Give the number of lines in the records below that contain the word "system", and nothing more.

Extracted data entries

BEGIN

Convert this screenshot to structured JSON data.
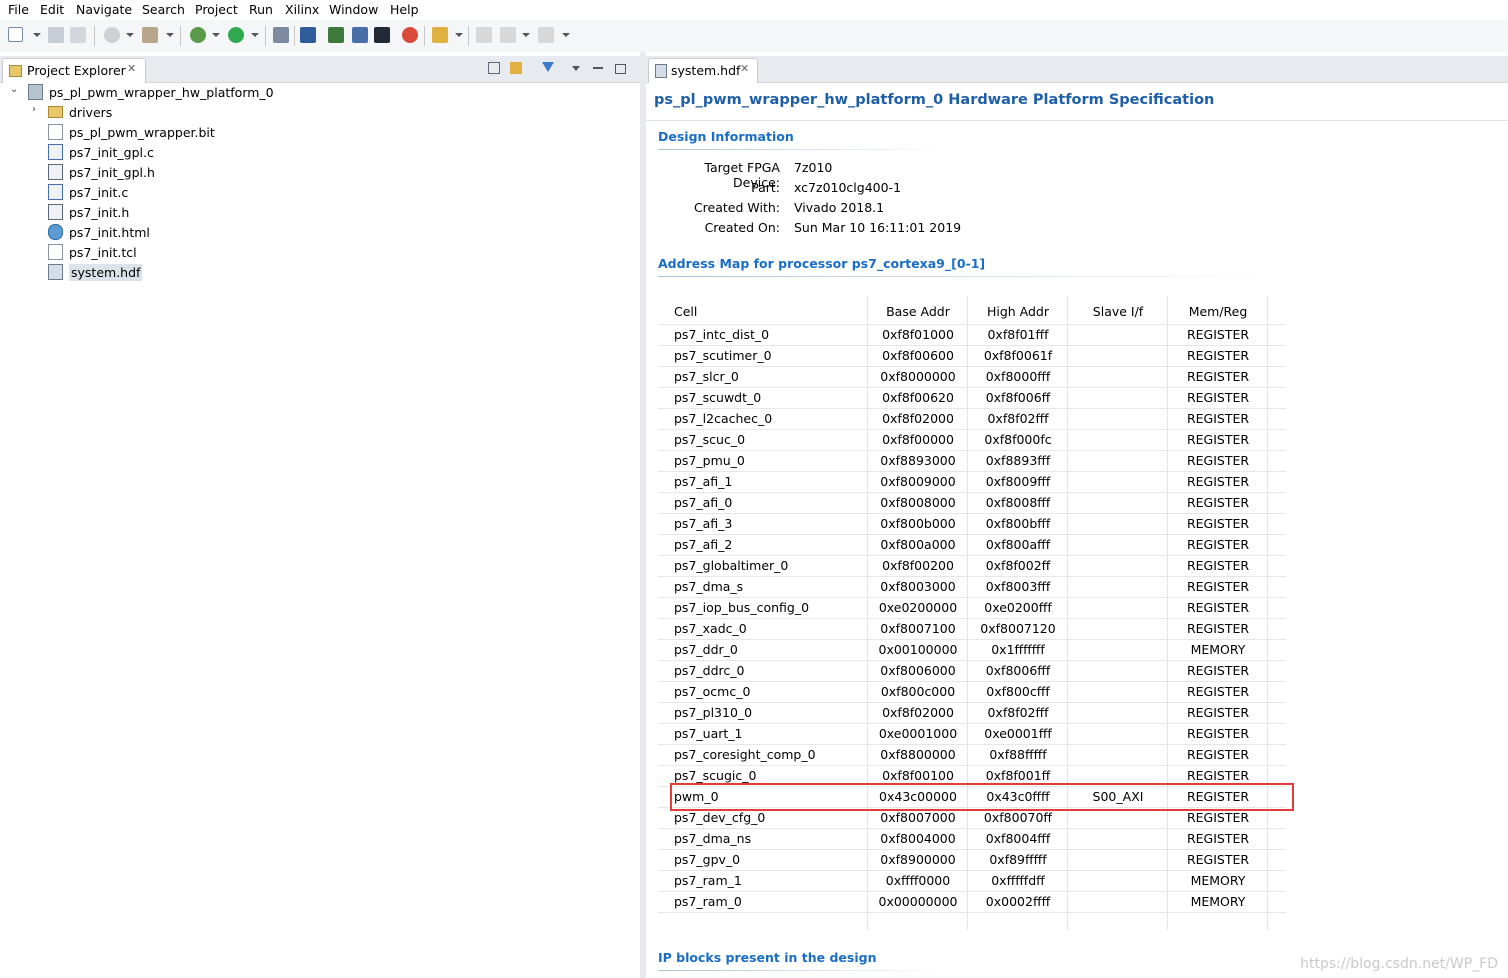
{
  "menu": [
    "File",
    "Edit",
    "Navigate",
    "Search",
    "Project",
    "Run",
    "Xilinx",
    "Window",
    "Help"
  ],
  "colors": {
    "accent": "#1a6dc5",
    "title": "#1f5fa8",
    "highlight": "#e23b3b",
    "selection": "#dde3ea"
  },
  "explorer": {
    "tab_label": "Project Explorer",
    "close_glyph": "✕",
    "root": "ps_pl_pwm_wrapper_hw_platform_0",
    "items": [
      {
        "label": "drivers",
        "icon": "folder-icon"
      },
      {
        "label": "ps_pl_pwm_wrapper.bit",
        "icon": "file-icon"
      },
      {
        "label": "ps7_init_gpl.c",
        "icon": "c-file-icon"
      },
      {
        "label": "ps7_init_gpl.h",
        "icon": "h-file-icon"
      },
      {
        "label": "ps7_init.c",
        "icon": "c-file-icon"
      },
      {
        "label": "ps7_init.h",
        "icon": "h-file-icon"
      },
      {
        "label": "ps7_init.html",
        "icon": "globe-icon"
      },
      {
        "label": "ps7_init.tcl",
        "icon": "file-icon"
      },
      {
        "label": "system.hdf",
        "icon": "hdf-file-icon"
      }
    ],
    "expand_glyph": "⌄",
    "collapsed_glyph": "›"
  },
  "editor": {
    "tab_label": "system.hdf",
    "close_glyph": "✕",
    "title": "ps_pl_pwm_wrapper_hw_platform_0 Hardware Platform Specification",
    "design_info_title": "Design Information",
    "design_info": [
      {
        "key": "Target FPGA Device:",
        "value": "7z010"
      },
      {
        "key": "Part:",
        "value": "xc7z010clg400-1"
      },
      {
        "key": "Created With:",
        "value": "Vivado 2018.1"
      },
      {
        "key": "Created On:",
        "value": "Sun Mar 10 16:11:01 2019"
      }
    ],
    "address_map_title": "Address Map for processor ps7_cortexa9_[0-1]",
    "columns": {
      "cell": "Cell",
      "base": "Base Addr",
      "high": "High Addr",
      "slave": "Slave I/f",
      "mem": "Mem/Reg"
    },
    "rows": [
      {
        "cell": "ps7_intc_dist_0",
        "base": "0xf8f01000",
        "high": "0xf8f01fff",
        "slave": "",
        "mem": "REGISTER"
      },
      {
        "cell": "ps7_scutimer_0",
        "base": "0xf8f00600",
        "high": "0xf8f0061f",
        "slave": "",
        "mem": "REGISTER"
      },
      {
        "cell": "ps7_slcr_0",
        "base": "0xf8000000",
        "high": "0xf8000fff",
        "slave": "",
        "mem": "REGISTER"
      },
      {
        "cell": "ps7_scuwdt_0",
        "base": "0xf8f00620",
        "high": "0xf8f006ff",
        "slave": "",
        "mem": "REGISTER"
      },
      {
        "cell": "ps7_l2cachec_0",
        "base": "0xf8f02000",
        "high": "0xf8f02fff",
        "slave": "",
        "mem": "REGISTER"
      },
      {
        "cell": "ps7_scuc_0",
        "base": "0xf8f00000",
        "high": "0xf8f000fc",
        "slave": "",
        "mem": "REGISTER"
      },
      {
        "cell": "ps7_pmu_0",
        "base": "0xf8893000",
        "high": "0xf8893fff",
        "slave": "",
        "mem": "REGISTER"
      },
      {
        "cell": "ps7_afi_1",
        "base": "0xf8009000",
        "high": "0xf8009fff",
        "slave": "",
        "mem": "REGISTER"
      },
      {
        "cell": "ps7_afi_0",
        "base": "0xf8008000",
        "high": "0xf8008fff",
        "slave": "",
        "mem": "REGISTER"
      },
      {
        "cell": "ps7_afi_3",
        "base": "0xf800b000",
        "high": "0xf800bfff",
        "slave": "",
        "mem": "REGISTER"
      },
      {
        "cell": "ps7_afi_2",
        "base": "0xf800a000",
        "high": "0xf800afff",
        "slave": "",
        "mem": "REGISTER"
      },
      {
        "cell": "ps7_globaltimer_0",
        "base": "0xf8f00200",
        "high": "0xf8f002ff",
        "slave": "",
        "mem": "REGISTER"
      },
      {
        "cell": "ps7_dma_s",
        "base": "0xf8003000",
        "high": "0xf8003fff",
        "slave": "",
        "mem": "REGISTER"
      },
      {
        "cell": "ps7_iop_bus_config_0",
        "base": "0xe0200000",
        "high": "0xe0200fff",
        "slave": "",
        "mem": "REGISTER"
      },
      {
        "cell": "ps7_xadc_0",
        "base": "0xf8007100",
        "high": "0xf8007120",
        "slave": "",
        "mem": "REGISTER"
      },
      {
        "cell": "ps7_ddr_0",
        "base": "0x00100000",
        "high": "0x1fffffff",
        "slave": "",
        "mem": "MEMORY"
      },
      {
        "cell": "ps7_ddrc_0",
        "base": "0xf8006000",
        "high": "0xf8006fff",
        "slave": "",
        "mem": "REGISTER"
      },
      {
        "cell": "ps7_ocmc_0",
        "base": "0xf800c000",
        "high": "0xf800cfff",
        "slave": "",
        "mem": "REGISTER"
      },
      {
        "cell": "ps7_pl310_0",
        "base": "0xf8f02000",
        "high": "0xf8f02fff",
        "slave": "",
        "mem": "REGISTER"
      },
      {
        "cell": "ps7_uart_1",
        "base": "0xe0001000",
        "high": "0xe0001fff",
        "slave": "",
        "mem": "REGISTER"
      },
      {
        "cell": "ps7_coresight_comp_0",
        "base": "0xf8800000",
        "high": "0xf88fffff",
        "slave": "",
        "mem": "REGISTER"
      },
      {
        "cell": "ps7_scugic_0",
        "base": "0xf8f00100",
        "high": "0xf8f001ff",
        "slave": "",
        "mem": "REGISTER"
      },
      {
        "cell": "pwm_0",
        "base": "0x43c00000",
        "high": "0x43c0ffff",
        "slave": "S00_AXI",
        "mem": "REGISTER"
      },
      {
        "cell": "ps7_dev_cfg_0",
        "base": "0xf8007000",
        "high": "0xf80070ff",
        "slave": "",
        "mem": "REGISTER"
      },
      {
        "cell": "ps7_dma_ns",
        "base": "0xf8004000",
        "high": "0xf8004fff",
        "slave": "",
        "mem": "REGISTER"
      },
      {
        "cell": "ps7_gpv_0",
        "base": "0xf8900000",
        "high": "0xf89fffff",
        "slave": "",
        "mem": "REGISTER"
      },
      {
        "cell": "ps7_ram_1",
        "base": "0xffff0000",
        "high": "0xfffffdff",
        "slave": "",
        "mem": "MEMORY"
      },
      {
        "cell": "ps7_ram_0",
        "base": "0x00000000",
        "high": "0x0002ffff",
        "slave": "",
        "mem": "MEMORY"
      }
    ],
    "ip_blocks_title": "IP blocks present in the design"
  },
  "watermark": "https://blog.csdn.net/WP_FD"
}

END

(Problem solution) 2